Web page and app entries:

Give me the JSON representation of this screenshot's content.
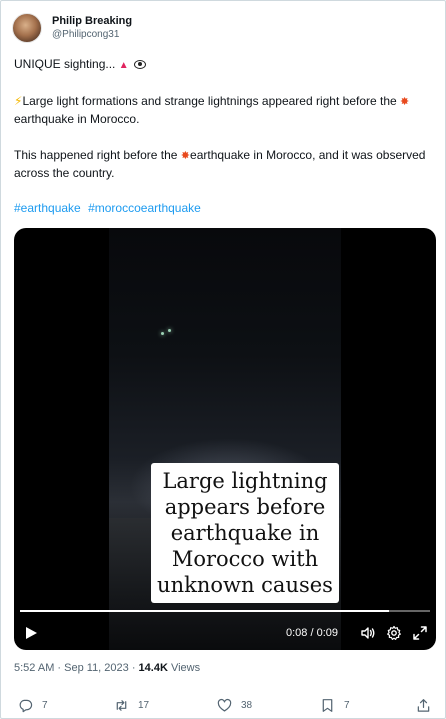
{
  "author": {
    "display_name": "Philip Breaking",
    "handle": "@Philipcong31"
  },
  "tweet": {
    "line1_text": "UNIQUE sighting...",
    "line2_text": "Large light formations and strange lightnings appeared right before the",
    "line2_tail": "earthquake in Morocco.",
    "line3_a": "This happened right before the",
    "line3_b": "earthquake in Morocco, and it was observed across the country.",
    "hashtags": [
      "#earthquake",
      "#moroccoearthquake"
    ]
  },
  "video": {
    "caption": "Large lightning appears before earthquake in Morocco with unknown causes",
    "time_display": "0:08 / 0:09",
    "progress": 0.9
  },
  "meta": {
    "timestamp": "5:52 AM · Sep 11, 2023 · ",
    "views_count": "14.4K",
    "views_label": "Views"
  },
  "actions": {
    "replies": "7",
    "reposts": "17",
    "likes": "38",
    "bookmarks": "7"
  },
  "colors": {
    "link": "#1d9bf0",
    "secondary_text": "#536471",
    "primary_text": "#0f1419"
  },
  "icons": {
    "reply": "reply-icon",
    "repost": "repost-icon",
    "like": "heart-icon",
    "bookmark": "bookmark-icon",
    "share": "share-icon",
    "play": "play-icon",
    "volume": "volume-icon",
    "settings": "gear-icon",
    "fullscreen": "fullscreen-icon"
  }
}
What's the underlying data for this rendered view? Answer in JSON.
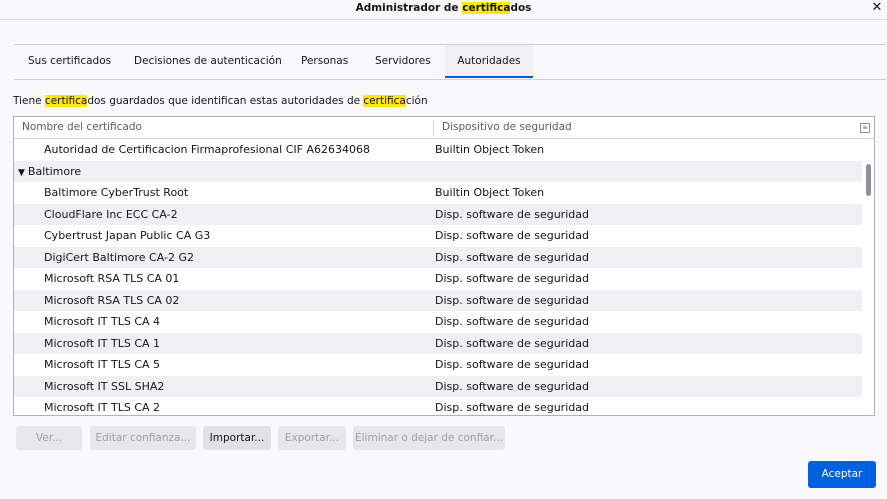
{
  "window": {
    "title_before": "Administrador de ",
    "title_highlight": "certifica",
    "title_after": "dos",
    "close_glyph": "✕"
  },
  "tabs": [
    {
      "label": "Sus certificados"
    },
    {
      "label": "Decisiones de autenticación"
    },
    {
      "label": "Personas"
    },
    {
      "label": "Servidores"
    },
    {
      "label": "Autoridades",
      "active": true
    }
  ],
  "heading": {
    "part1": "Tiene ",
    "hl1": "certifica",
    "part2": "dos guardados que identifican estas autoridades de ",
    "hl2": "certifica",
    "part3": "ción"
  },
  "table": {
    "col_name": "Nombre del certificado",
    "col_device": "Dispositivo de seguridad",
    "rows": [
      {
        "name": "Autoridad de Certificacion Firmaprofesional CIF A62634068",
        "device": "Builtin Object Token"
      },
      {
        "group": true,
        "name": "Baltimore",
        "device": ""
      },
      {
        "name": "Baltimore CyberTrust Root",
        "device": "Builtin Object Token"
      },
      {
        "name": "CloudFlare Inc ECC CA-2",
        "device": "Disp. software de seguridad"
      },
      {
        "name": "Cybertrust Japan Public CA G3",
        "device": "Disp. software de seguridad"
      },
      {
        "name": "DigiCert Baltimore CA-2 G2",
        "device": "Disp. software de seguridad"
      },
      {
        "name": "Microsoft RSA TLS CA 01",
        "device": "Disp. software de seguridad"
      },
      {
        "name": "Microsoft RSA TLS CA 02",
        "device": "Disp. software de seguridad"
      },
      {
        "name": "Microsoft IT TLS CA 4",
        "device": "Disp. software de seguridad"
      },
      {
        "name": "Microsoft IT TLS CA 1",
        "device": "Disp. software de seguridad"
      },
      {
        "name": "Microsoft IT TLS CA 5",
        "device": "Disp. software de seguridad"
      },
      {
        "name": "Microsoft IT SSL SHA2",
        "device": "Disp. software de seguridad"
      },
      {
        "name": "Microsoft IT TLS CA 2",
        "device": "Disp. software de seguridad"
      }
    ]
  },
  "buttons": {
    "ver": "Ver...",
    "editar": "Editar confianza...",
    "importar": "Importar...",
    "exportar": "Exportar...",
    "eliminar": "Eliminar o dejar de confiar...",
    "aceptar": "Aceptar"
  },
  "colors": {
    "accent": "#0061e0",
    "highlight": "#ffe900"
  }
}
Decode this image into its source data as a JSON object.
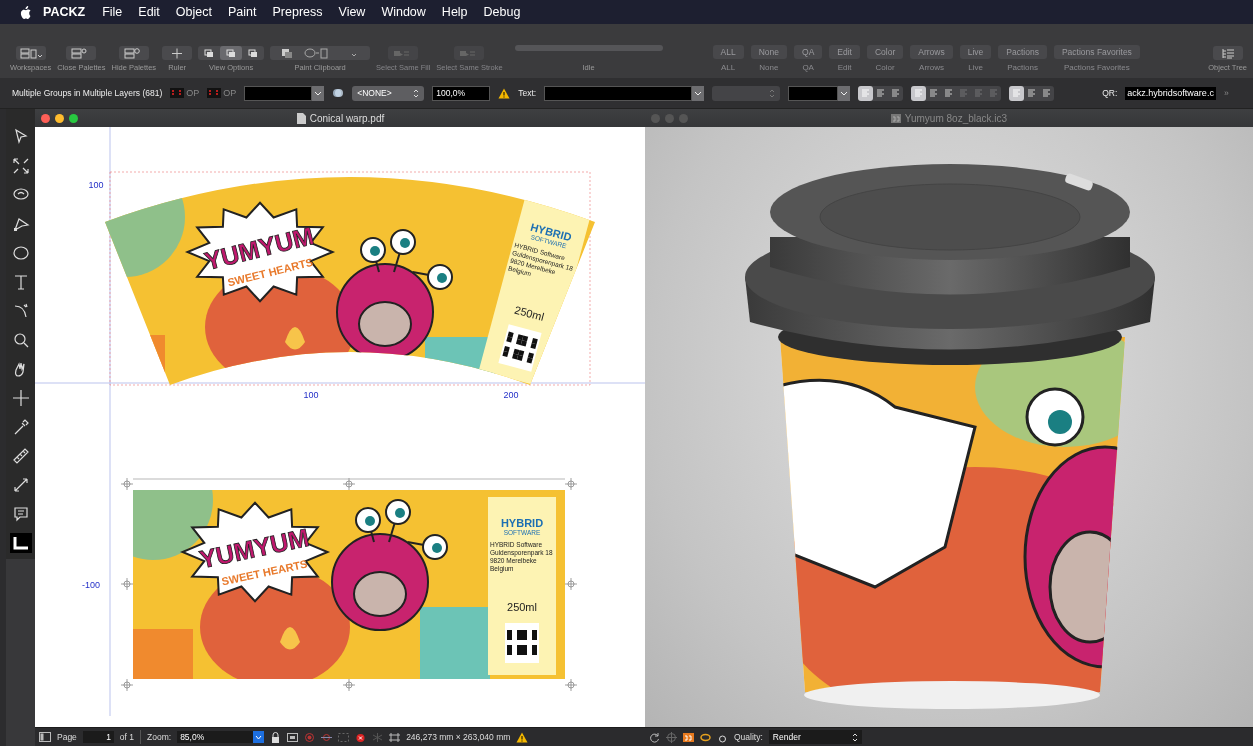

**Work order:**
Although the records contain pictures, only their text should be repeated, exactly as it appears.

**Answer for this exercise:**
Give me the JSON representation of this screenshot's content.
{
  "author": {
    "display_name": "Philip Breaking",
    "handle": "@Philipcong31"
  },
  "tweet": {
    "line1_text": "UNIQUE sighting...",
    "line2_text": "Large light formations and strange lightnings appeared right before the",
    "line2_tail": "earthquake in Morocco.",
    "line3_a": "This happened right before the",
    "line3_b": "earthquake in Morocco, and it was observed across the country.",
    "hashtags": [
      "#earthquake",
      "#moroccoearthquake"
    ]
  },
  "video": {
    "caption": "Large lightning appears before earthquake in Morocco with unknown causes",
    "time_display": "0:08 / 0:09",
    "progress": 0.9
  },
  "meta": {
    "timestamp": "5:52 AM · Sep 11, 2023 · ",
    "views_count": "14.4K",
    "views_label": "Views"
  },
  "actions": {
    "replies": "7",
    "reposts": "17",
    "likes": "38",
    "bookmarks": "7"
  },
  "colors": {
    "link": "#1d9bf0",
    "secondary_text": "#536471",
    "primary_text": "#0f1419"
  },
  "icons": {
    "reply": "reply-icon",
    "repost": "repost-icon",
    "like": "heart-icon",
    "bookmark": "bookmark-icon",
    "share": "share-icon",
    "play": "play-icon",
    "volume": "volume-icon",
    "settings": "gear-icon",
    "fullscreen": "fullscreen-icon"
  }
}
What's the underlying data for this rendered view? Answer in JSON.
{
  "window": {
    "title_before": "Administrador de ",
    "title_highlight": "certifica",
    "title_after": "dos",
    "close_glyph": "✕"
  },
  "tabs": [
    {
      "label": "Sus certificados"
    },
    {
      "label": "Decisiones de autenticación"
    },
    {
      "label": "Personas"
    },
    {
      "label": "Servidores"
    },
    {
      "label": "Autoridades",
      "active": true
    }
  ],
  "heading": {
    "part1": "Tiene ",
    "hl1": "certifica",
    "part2": "dos guardados que identifican estas autoridades de ",
    "hl2": "certifica",
    "part3": "ción"
  },
  "table": {
    "col_name": "Nombre del certificado",
    "col_device": "Dispositivo de seguridad",
    "rows": [
      {
        "name": "Autoridad de Certificacion Firmaprofesional CIF A62634068",
        "device": "Builtin Object Token"
      },
      {
        "group": true,
        "name": "Baltimore",
        "device": ""
      },
      {
        "name": "Baltimore CyberTrust Root",
        "device": "Builtin Object Token"
      },
      {
        "name": "CloudFlare Inc ECC CA-2",
        "device": "Disp. software de seguridad"
      },
      {
        "name": "Cybertrust Japan Public CA G3",
        "device": "Disp. software de seguridad"
      },
      {
        "name": "DigiCert Baltimore CA-2 G2",
        "device": "Disp. software de seguridad"
      },
      {
        "name": "Microsoft RSA TLS CA 01",
        "device": "Disp. software de seguridad"
      },
      {
        "name": "Microsoft RSA TLS CA 02",
        "device": "Disp. software de seguridad"
      },
      {
        "name": "Microsoft IT TLS CA 4",
        "device": "Disp. software de seguridad"
      },
      {
        "name": "Microsoft IT TLS CA 1",
        "device": "Disp. software de seguridad"
      },
      {
        "name": "Microsoft IT TLS CA 5",
        "device": "Disp. software de seguridad"
      },
      {
        "name": "Microsoft IT SSL SHA2",
        "device": "Disp. software de seguridad"
      },
      {
        "name": "Microsoft IT TLS CA 2",
        "device": "Disp. software de seguridad"
      }
    ]
  },
  "buttons": {
    "ver": "Ver...",
    "editar": "Editar confianza...",
    "importar": "Importar...",
    "exportar": "Exportar...",
    "eliminar": "Eliminar o dejar de confiar...",
    "aceptar": "Aceptar"
  },
  "colors": {
    "accent": "#0061e0",
    "highlight": "#ffe900"
  }
}
Decode this image into its source data as a JSON object.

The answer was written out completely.